Attorney General Charles Mhango has given Parliament’s Public Appointments Committee (PAC) the go-ahead to interview Auditor General nominee Harold Mwala despite protests from several quarters pressing government to use the new law in making the choice.
The committee has observed that Mwala’s appointment did not follow procedures because the Executive and the Ministry of Finance, Economic Planning and Development did not consult the Attorney General before making the appointment.
The amended Public Audit Act assented to in March this year states that the position of Auditor General would be advertised before a panel shortlists and interviews candidates to be confirmed by a parliamentary committee.
But in June, President Peter Mutharika appointed Mwala as Auditor General following the expiry of contract for the office’s former occupant Stephenson Kamphasa.
PAC sought a legal opinion from the Attorney General, which he gave on Tuesday.
In an interview after meeting the committee, Mhango said the appointment can proceed using the old Act and not the new one because the Minister of Finance, Economic Planning and Development has not put the Act to force yet.
He said: “The committee was seeking my advice on the effect of the old and new Act. The public needs to be aware that the new Act was passed and the President assented to it but it hasn’t been put into a commencement date yet. As we speak, the Act in force is the old one not the new one. As it is, the old Act applies but I have advised the committee that it is part of their role to vet and scrutinise the appointments, but the old Act is the one to be used in the present scenario.”
Mhango added that nonetheless government is keen to follow best practices of appointing public officers like the Auditor General.
When queried why the commencement date has not been fixed, Secretary to the Treasury Ben Botolo said the ministry was consulting with the Solicitor General on the way forward.
“I met her on Monday and will also meet her tomorrow. Preparations for the commencement date are supposed to be done by the Ministry of Justice,” he said.
Solicitor General Gertrude Hiwa asked for a questionnaire before responding on the progress of the Act.
The Institute of Chartered Accountants in Malawi (Icam), however, insists the appointment should be reviewed because the candidate does not have some qualities befitting the office considered crucial to effective public finance and economic management.
Icam vice-president Joel Mwenelupembe said there is need for a proper review of Mwala, saying he is not in good standing with Icam; hence, not fit or the position.
He said: “We want the appointment reviewed. We feel some procedures were not followed and the process was done in haste. To begin with, Mwala is not in good standing with Icam, he hasn’t paid his subscription fee since 2014 and has been out of practice for a long time.”
Icam, who wrote the Office of the President and Cabinet (OPC) expressing its opinion on the matter, had earlier said some of the qualifications for the holder of the office of Auditor General, as stipulated in the Public Audit Act, are that the person must have “significant audit experience” and should possess a valid practising licence by Malawi Accountants Board (MAB).
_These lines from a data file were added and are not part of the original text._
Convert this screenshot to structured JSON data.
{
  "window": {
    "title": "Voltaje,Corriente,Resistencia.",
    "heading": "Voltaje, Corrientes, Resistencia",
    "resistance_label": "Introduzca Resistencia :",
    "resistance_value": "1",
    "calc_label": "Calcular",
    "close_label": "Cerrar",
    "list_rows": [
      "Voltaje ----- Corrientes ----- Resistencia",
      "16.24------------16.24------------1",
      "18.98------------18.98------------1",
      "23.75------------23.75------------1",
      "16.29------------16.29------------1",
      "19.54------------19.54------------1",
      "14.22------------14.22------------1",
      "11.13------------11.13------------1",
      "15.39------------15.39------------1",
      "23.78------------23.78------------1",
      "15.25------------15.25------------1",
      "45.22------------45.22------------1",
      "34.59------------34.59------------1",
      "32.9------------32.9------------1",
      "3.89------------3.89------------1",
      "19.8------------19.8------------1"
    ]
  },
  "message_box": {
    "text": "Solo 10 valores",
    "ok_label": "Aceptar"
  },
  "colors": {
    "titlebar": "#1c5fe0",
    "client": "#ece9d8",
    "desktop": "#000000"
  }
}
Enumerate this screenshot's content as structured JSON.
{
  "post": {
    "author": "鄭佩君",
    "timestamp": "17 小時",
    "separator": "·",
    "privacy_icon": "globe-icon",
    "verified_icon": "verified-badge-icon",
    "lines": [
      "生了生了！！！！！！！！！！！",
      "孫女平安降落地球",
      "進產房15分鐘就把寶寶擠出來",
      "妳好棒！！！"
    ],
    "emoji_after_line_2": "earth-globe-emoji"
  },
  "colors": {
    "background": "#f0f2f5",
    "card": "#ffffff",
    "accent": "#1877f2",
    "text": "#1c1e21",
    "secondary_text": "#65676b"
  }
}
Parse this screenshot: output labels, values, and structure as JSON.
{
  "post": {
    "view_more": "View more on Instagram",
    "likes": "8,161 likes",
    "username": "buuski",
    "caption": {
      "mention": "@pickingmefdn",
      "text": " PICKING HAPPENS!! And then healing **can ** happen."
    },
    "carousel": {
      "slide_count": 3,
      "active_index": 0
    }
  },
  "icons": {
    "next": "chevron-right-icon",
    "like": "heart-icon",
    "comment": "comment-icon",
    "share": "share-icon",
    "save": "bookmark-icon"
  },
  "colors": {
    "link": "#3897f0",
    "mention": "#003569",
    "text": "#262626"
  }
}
But Mwala told The Nation last month that he is fit for the job and that he is a member of MAB.
He said: “I am a registered member of MAB and I have a certificate. I have worked for National Audit Office for four years and at Wood Industries Corporation for two years. In total that is six years’ experience. What is the definition of significant experience?”
Mwala also said he is a Fellow of the Association of Chartered Certified Accountants, holds a master of business administration from Eastern and Southern Africa Management Institute (Esami), a master’s degree in accountancy from the University of Glamorgan in the United Kingdom, and a diploma in accountancy issued by the then Public Accountants Examination Council in Malawi.
The country’s development partners, among them Britain and the European Union, also protested the appointment, arguing that it contradicted government’s commitment to its Public Service Reform initiative and is not consistent with its commitment to transparency and accountability.
Committee chairperson Lingson Belekanyama observed that there was an error in the appointment of the new Auditor General as the President did not consult on the procedures that is why the appointment has received mixed reactions and bad publicity.
Mwala was appointed using the old Section 5 of the Public Audit Act as read with Section 183 (3) of the Constitution which gave powers to appoint to the President and confirmation by a committee of the whole House.
But Section 5(a) of the new Act, which was gazetted on May 11 2018, provides for a transparent procedure for the appointment of the Auditor General, which includes placing a vacancy and instituting a panel to shortlist candidates and conduct interviews.
Section 5a (5) reads: “The President shall subject to Section 183 (3) of the Constitution appoint an Auditor General only from the names on the list recommended by the selection.”